Divisions over contracts — Yellow Springs School board admonished
- Published: August 15, 2013
After a tense school board meeting on Saturday, Aug. 3, called on Friday to resume a discussion that had been tabled at the previous Thursday’s meeting, the board voted unanimously to approve new contracts with raises for five of the district’s principals and program directors. The contracts had been recommended by District Superintendent Mario Basora after much discussion with the board.
However, last Thursday board President Benji Maruyama and members Angela Wright and Sean Creighton voted to table the vote until the September board meeting to allow more discussion on the matter. Board members Sylvia Ellison and Aïda Merhemic voted to approve the contracts on Thursday.
The issue was what many of the 30 community members who attended Saturday’s special meeting said was a pattern of “micromanaging” by the board. Melissa Heston, representing the district’s parent-teacher organizations, was first among many to speak out about the board’s behavior which she said put the district at risk by precipitating both Superintendent Basora and Treasurer Dawn Weller to search for jobs outside the district.
“We have witnessed the dysfunction of the board through various actions taken at meetings…eroding the goodwill and parity of this school district and the professionals who work on its behalf,” she said. “Specifically, we are here because it has come to our attention that our superintendent has applied for a position elsewhere. …We implore the school board to acknowledge the gravity of this action/situation and make immediate changes in the functioning of the board.”
After Saturday’s meeting, Basora confirmed that the day after Thursday’s board meeting he had applied for the position of assistant superintendent at Wyoming City Schools in Cincinnati. Basora served as a principal in that district for two years before coming to Yellow Springs and said that though he likes the village, he also had a positive experience at Wyoming.
“I love Yellow Springs, my family loves Yellow Springs, we’ve enjoyed living in Yellow Springs, and we’ve had a great experience with the teachers, students, the community and the parents here,” he said, adding, “I’ve worked with Wyoming before, and it’s a great place to work.”
Weller also confirmed that she had applied in early July to be treasurer for Xenia schools, which she said has 4,500 students compared to 711 in Yellow Springs, a move that would help advance her career.
Tension had been mounting over the past few months over smaller issues, such as grant receipts that the board had repeatedly asked the superintendent and treasurer to clarify. When the district began its united charge toward a new project-based curriculum last year, a private funding organization was established to fund teacher training. The fund, known as YSCAPE (Yellow Springs Exempted Village Schools Capital Endowment Fund), was started through seed money given by villager Maureen Lynch and former school board member Richard Lapedes. Though the board approved of the curriculum shift and the funding mechanism in general, the district began spending YSCAPE funds in the fall for teacher training without specific approval by the school board.
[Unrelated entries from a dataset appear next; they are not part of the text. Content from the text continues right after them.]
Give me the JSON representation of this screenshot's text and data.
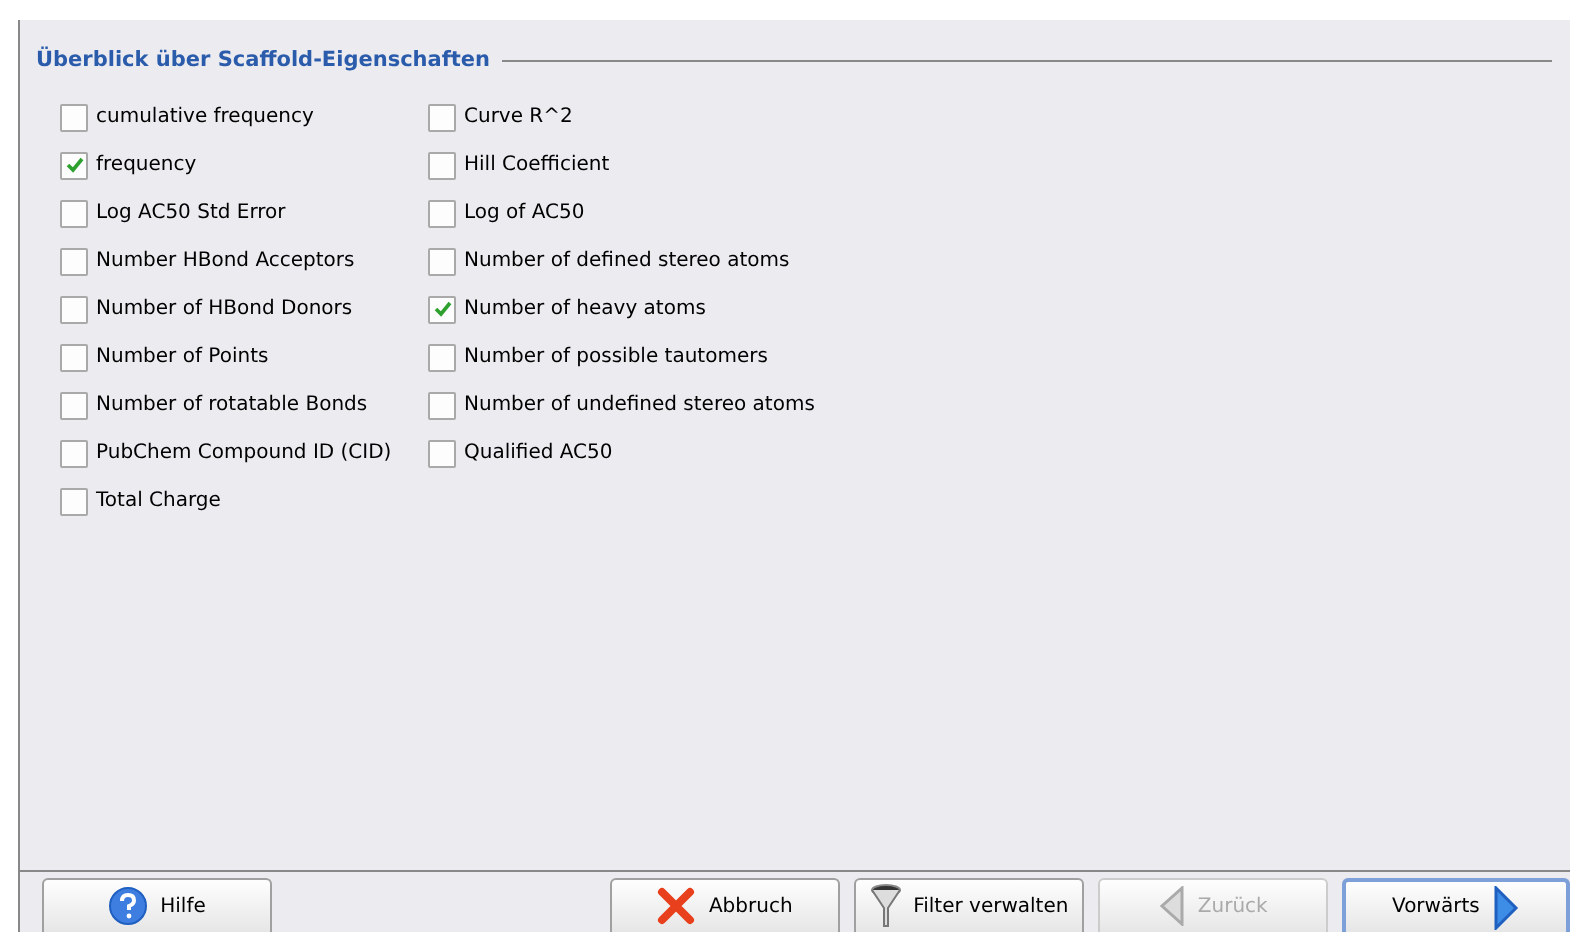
{
  "section_title": "Überblick über Scaffold-Eigenschaften",
  "columns": [
    [
      {
        "label": "cumulative frequency",
        "checked": false
      },
      {
        "label": "frequency",
        "checked": true
      },
      {
        "label": "Log AC50 Std Error",
        "checked": false
      },
      {
        "label": "Number HBond Acceptors",
        "checked": false
      },
      {
        "label": "Number of HBond Donors",
        "checked": false
      },
      {
        "label": "Number of Points",
        "checked": false
      },
      {
        "label": "Number of rotatable Bonds",
        "checked": false
      },
      {
        "label": "PubChem Compound ID (CID)",
        "checked": false
      },
      {
        "label": "Total Charge",
        "checked": false
      }
    ],
    [
      {
        "label": "Curve R^2",
        "checked": false
      },
      {
        "label": "Hill Coefficient",
        "checked": false
      },
      {
        "label": "Log of AC50",
        "checked": false
      },
      {
        "label": "Number of defined stereo atoms",
        "checked": false
      },
      {
        "label": "Number of heavy atoms",
        "checked": true
      },
      {
        "label": "Number of possible tautomers",
        "checked": false
      },
      {
        "label": "Number of undefined stereo atoms",
        "checked": false
      },
      {
        "label": "Qualified AC50",
        "checked": false
      }
    ]
  ],
  "buttons": [
    {
      "label": "Hilfe",
      "kind": "help",
      "disabled": false
    },
    {
      "label": "Abbruch",
      "kind": "cancel",
      "disabled": false
    },
    {
      "label": "Filter verwalten",
      "kind": "filter",
      "disabled": false
    },
    {
      "label": "Zurück",
      "kind": "back",
      "disabled": true
    },
    {
      "label": "Vorwärts",
      "kind": "next",
      "disabled": false
    }
  ]
}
In early spring several board members voiced their need for greater oversight, but it was a long and obtuse struggle to write an acceptable new grant policy that satisfied the board’s need for detail without overwhelming the administration with bureaucracy.
Then in June, negotiations hit, and after a struggle between the board and the teachers, which according to the union put Basora in a compromised position, the board approved across the board annual 3.5 percent raises for three years for both classified staff and teachers. The five administrator contracts had also been discussed at both a board workshop and an executive session before Thursday’s meeting, which was the last board meeting scheduled to take place before school started again. Those contracts included annual 3.5 percent raises for three years for district Principals Tim Krier and Matt Housh, as well as part-time positions for Special Education Coordinator Barb Greiwe, Assistant Principal Nancy Beers and Athletic Director Steve Rossi. The raise is the first in three years for any of the district’s employees, who all took pay freezes and benefit cuts when the district was struggling financially to climb out of a deficit spending spiral.
At least one of the district principals was compensated at $89,000 last year. Because the highest paid teachers in the district make about $75,000, with the increase in the teacher’s contract without an equivalent increase for administrators, after three years, several of the teachers would have made as much as their principal.
As it stands currently, every employee in the school district has received a raise except for the two top administrators, Basora and Weller. At Saturday’s meeting Basora said in response to a question that he had asked the board to review his contract in January, within the time frame he is afforded by the Ohio Department of Education, and received his first response from the board that morning.
Basora is currently compensated at the same salary of $105,000 he entered with in 2010, as is Weller with a salary of $99,700. According to data from the State treasurer’s office and Buckeye Institute, superintendent salaries in the region range from $121,000 in the Cedar Cliff district, to $114,000 in the Oakwood school district, and $103,000 at both Bethel and Ansonia local districts. At Bellbrook, which doesn’t list its superintendent’s pay, the principal at the high school, which has 900 students, is paid $109,000.
Asked at the meeting if the board was unhappy with the superintendent’s performance, board members voiced support for the leadership team. And school board member Creighton apologized at Saturday’s meeting for not having done more to support the administrators by voting on the raises at Thursday’s meeting.
* A video clip from Saturday’s meeting will appear at ysnews.com on Thursday, Aug. 8.